**Data about app and page elements:**
------------------------------------------------
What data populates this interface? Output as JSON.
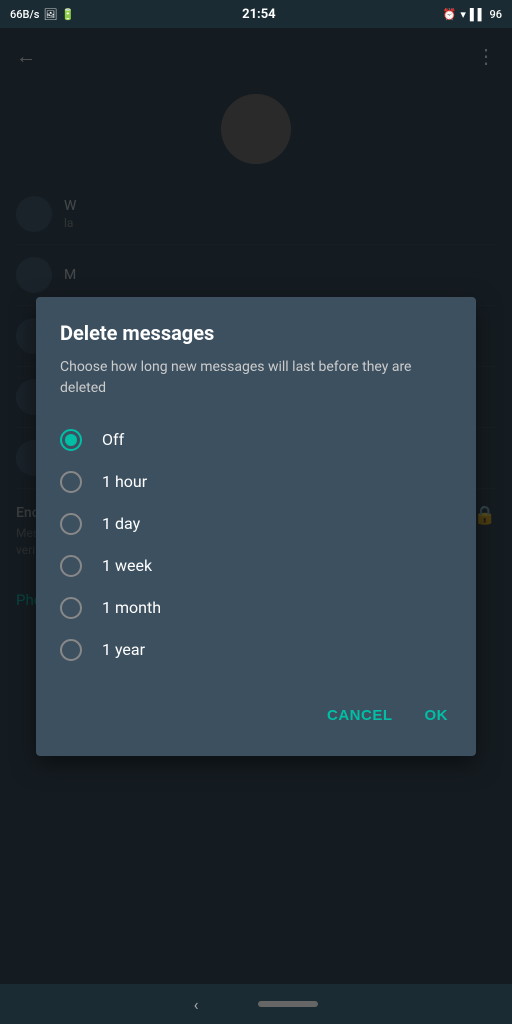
{
  "statusBar": {
    "left": "66B/s",
    "time": "21:54",
    "battery": "96"
  },
  "topBar": {
    "backIcon": "‹",
    "moreIcon": "⋮"
  },
  "dialog": {
    "title": "Delete messages",
    "description": "Choose how long new messages will last before they are deleted",
    "options": [
      {
        "label": "Off",
        "selected": true
      },
      {
        "label": "1 hour",
        "selected": false
      },
      {
        "label": "1 day",
        "selected": false
      },
      {
        "label": "1 week",
        "selected": false
      },
      {
        "label": "1 month",
        "selected": false
      },
      {
        "label": "1 year",
        "selected": false
      }
    ],
    "cancelLabel": "CANCEL",
    "okLabel": "OK"
  },
  "encryption": {
    "title": "Encryption",
    "description": "Messages to this chat and calls are secured with end-to-end encryption. Tap to verify."
  },
  "phoneSection": {
    "label": "Phone number"
  }
}
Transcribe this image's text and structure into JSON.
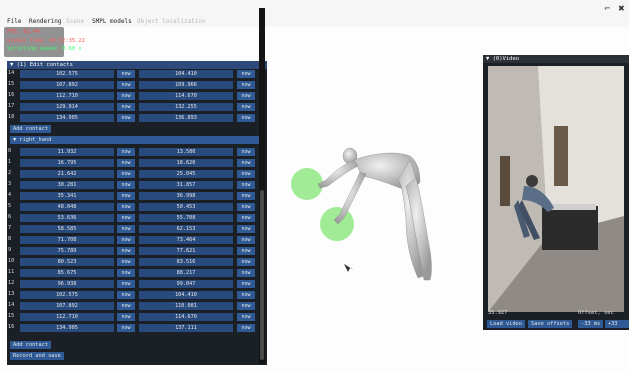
{
  "window": {
    "minimize_glyph": "⌐",
    "close_glyph": "✖"
  },
  "menu": {
    "items": [
      "File",
      "Rendering",
      "Scene",
      "SMPL models",
      "Object localization"
    ],
    "disabled": [
      false,
      false,
      true,
      false,
      true
    ]
  },
  "overlay": {
    "fps": "FPS: 62.44",
    "global_time": "Global time: 00:32:35.22",
    "scrolling_speed": "Scrolling speed: 0.60 x",
    "fps_color": "#ff4040",
    "time_color": "#ff5050",
    "speed_color": "#30ff60"
  },
  "contacts_panel": {
    "title": "▼ (1) Edit contacts",
    "close_glyph": "✕",
    "now_label": "now",
    "left_hand_rows": [
      {
        "index": "14",
        "a": "102.575",
        "b": "104.410"
      },
      {
        "index": "15",
        "a": "107.892",
        "b": "109.966"
      },
      {
        "index": "16",
        "a": "112.710",
        "b": "114.670"
      },
      {
        "index": "17",
        "a": "129.914",
        "b": "132.255"
      },
      {
        "index": "18",
        "a": "134.905",
        "b": "136.893"
      }
    ],
    "add_contact_label": "Add contact",
    "right_hand_header": "▼ right_hand",
    "right_hand_rows": [
      {
        "index": "0",
        "a": "11.932",
        "b": "13.580"
      },
      {
        "index": "1",
        "a": "16.795",
        "b": "18.620"
      },
      {
        "index": "2",
        "a": "21.642",
        "b": "25.045"
      },
      {
        "index": "3",
        "a": "30.281",
        "b": "31.857"
      },
      {
        "index": "4",
        "a": "35.341",
        "b": "36.998"
      },
      {
        "index": "5",
        "a": "48.048",
        "b": "50.453"
      },
      {
        "index": "6",
        "a": "53.636",
        "b": "55.708"
      },
      {
        "index": "7",
        "a": "58.585",
        "b": "62.153"
      },
      {
        "index": "8",
        "a": "71.708",
        "b": "73.464"
      },
      {
        "index": "9",
        "a": "75.789",
        "b": "77.621"
      },
      {
        "index": "10",
        "a": "80.523",
        "b": "83.516"
      },
      {
        "index": "11",
        "a": "85.675",
        "b": "88.217"
      },
      {
        "index": "12",
        "a": "96.938",
        "b": "99.047"
      },
      {
        "index": "13",
        "a": "102.575",
        "b": "104.410"
      },
      {
        "index": "14",
        "a": "107.892",
        "b": "110.081"
      },
      {
        "index": "15",
        "a": "112.710",
        "b": "114.670"
      },
      {
        "index": "16",
        "a": "134.905",
        "b": "137.111"
      }
    ],
    "add_contact_label_2": "Add contact",
    "record_save_label": "Record and save"
  },
  "video_panel": {
    "title": "▼ (0)Video",
    "time_value": "35.927",
    "offset_label": "Offset, sec",
    "load_video": "Load video",
    "save_offsets": "Save offsets",
    "minus_btn": "-33 ms",
    "plus_btn": "+33 ms"
  },
  "colors": {
    "contact_sphere": "#55dd44",
    "body": "#c8c8c8",
    "panel_bg": "#1b1f26",
    "panel_header": "#2d4a7a",
    "field_bg": "#294a7c",
    "button_bg": "#2f5a96"
  }
}
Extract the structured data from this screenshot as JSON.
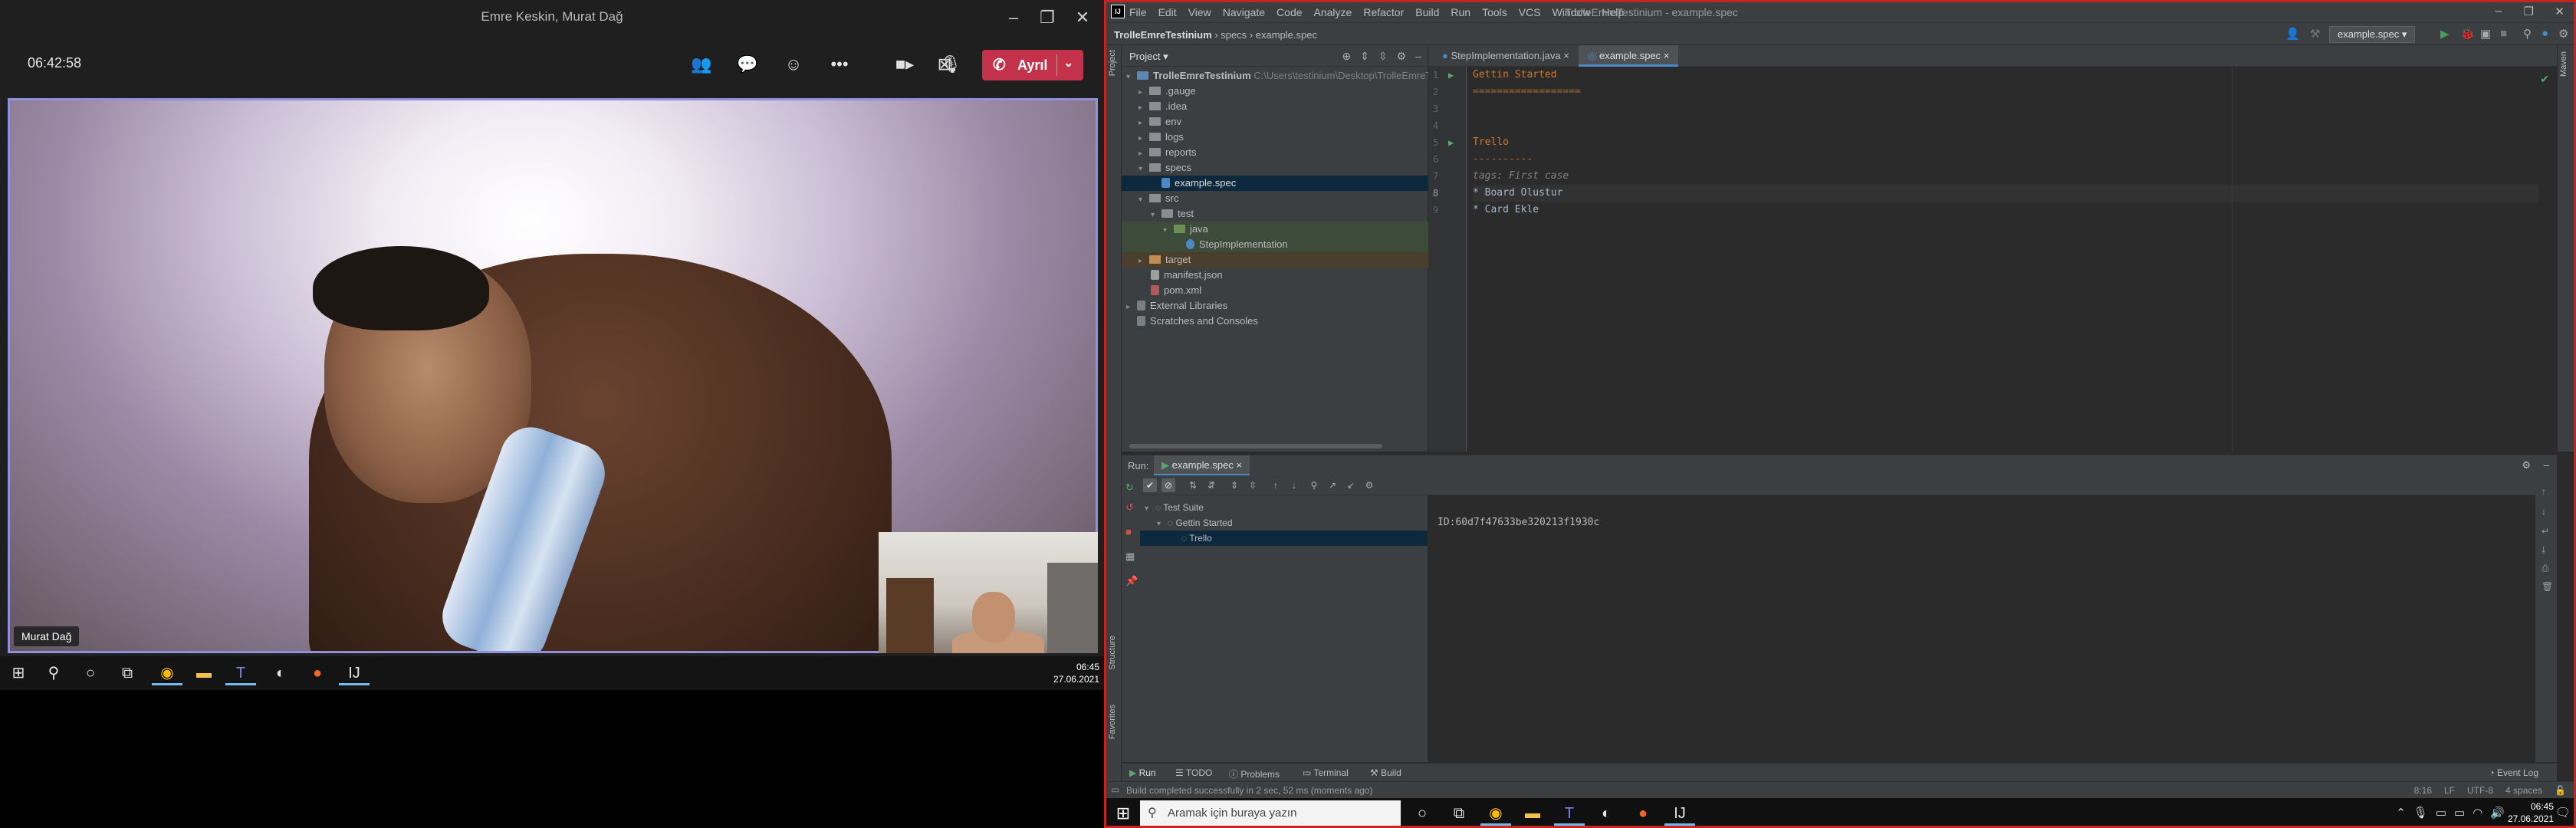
{
  "teams": {
    "window_title": "Emre Keskin, Murat Dağ",
    "call_timer": "06:42:58",
    "leave_label": "Ayrıl",
    "participant_name": "Murat Dağ",
    "icons": [
      "participants-icon",
      "chat-icon",
      "reactions-icon",
      "more-icon",
      "camera-icon",
      "mic-icon",
      "share-icon",
      "phone-icon"
    ]
  },
  "left_taskbar": {
    "time": "06:45",
    "date": "27.06.2021"
  },
  "ide": {
    "menu": [
      "File",
      "Edit",
      "View",
      "Navigate",
      "Code",
      "Analyze",
      "Refactor",
      "Build",
      "Run",
      "Tools",
      "VCS",
      "Window",
      "Help"
    ],
    "title": "TrolleEmreTestinium - example.spec",
    "breadcrumb": {
      "project": "TrolleEmreTestinium",
      "folder": "specs",
      "file": "example.spec"
    },
    "run_config": "example.spec",
    "project_panel_title": "Project",
    "tree": [
      {
        "label": "TrolleEmreTestinium",
        "path": "C:\\Users\\testinium\\Desktop\\TrolleEmreTe"
      },
      {
        "label": ".gauge"
      },
      {
        "label": ".idea"
      },
      {
        "label": "env"
      },
      {
        "label": "logs"
      },
      {
        "label": "reports"
      },
      {
        "label": "specs"
      },
      {
        "label": "example.spec"
      },
      {
        "label": "src"
      },
      {
        "label": "test"
      },
      {
        "label": "java"
      },
      {
        "label": "StepImplementation"
      },
      {
        "label": "target"
      },
      {
        "label": "manifest.json"
      },
      {
        "label": "pom.xml"
      },
      {
        "label": "External Libraries"
      },
      {
        "label": "Scratches and Consoles"
      }
    ],
    "tabs": [
      "StepImplementation.java",
      "example.spec"
    ],
    "code_lines": [
      {
        "n": "1",
        "text": "Gettin Started"
      },
      {
        "n": "2",
        "text": "=================="
      },
      {
        "n": "3",
        "text": ""
      },
      {
        "n": "4",
        "text": ""
      },
      {
        "n": "5",
        "text": "Trello"
      },
      {
        "n": "6",
        "text": "----------"
      },
      {
        "n": "7",
        "text": "tags: First case"
      },
      {
        "n": "8",
        "text": "* Board Olustur"
      },
      {
        "n": "9",
        "text": "* Card Ekle"
      }
    ],
    "run": {
      "label": "Run:",
      "tab": "example.spec",
      "tree": [
        "Test Suite",
        "Gettin Started",
        "Trello"
      ],
      "console": "ID:60d7f47633be320213f1930c"
    },
    "side_labels": [
      "Project",
      "Structure",
      "Favorites",
      "Maven"
    ],
    "bottom_tabs": [
      "Run",
      "TODO",
      "Problems",
      "Terminal",
      "Build",
      "Event Log"
    ],
    "status_message": "Build completed successfully in 2 sec, 52 ms (moments ago)",
    "status_right": [
      "8:16",
      "LF",
      "UTF-8",
      "4 spaces"
    ]
  },
  "right_taskbar": {
    "search_placeholder": "Aramak için buraya yazın",
    "time": "06:45",
    "date": "27.06.2021"
  },
  "colors": {
    "teams_leave": "#c4314b",
    "teams_video_border": "#8f8fdb",
    "ide_border": "#c8241f",
    "ide_bg": "#2b2b2b",
    "spec_heading": "#cc7832"
  }
}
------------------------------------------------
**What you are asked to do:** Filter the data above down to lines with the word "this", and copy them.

**Answer for the task:**
What data populates this interface? Output as JSON.
    "description": "Messages to this chat and calls are secured with end-to-end encryption. Tap to verify."
Transcribe this image's text and structure into JSON.
Extract the structured data from this screenshot as JSON.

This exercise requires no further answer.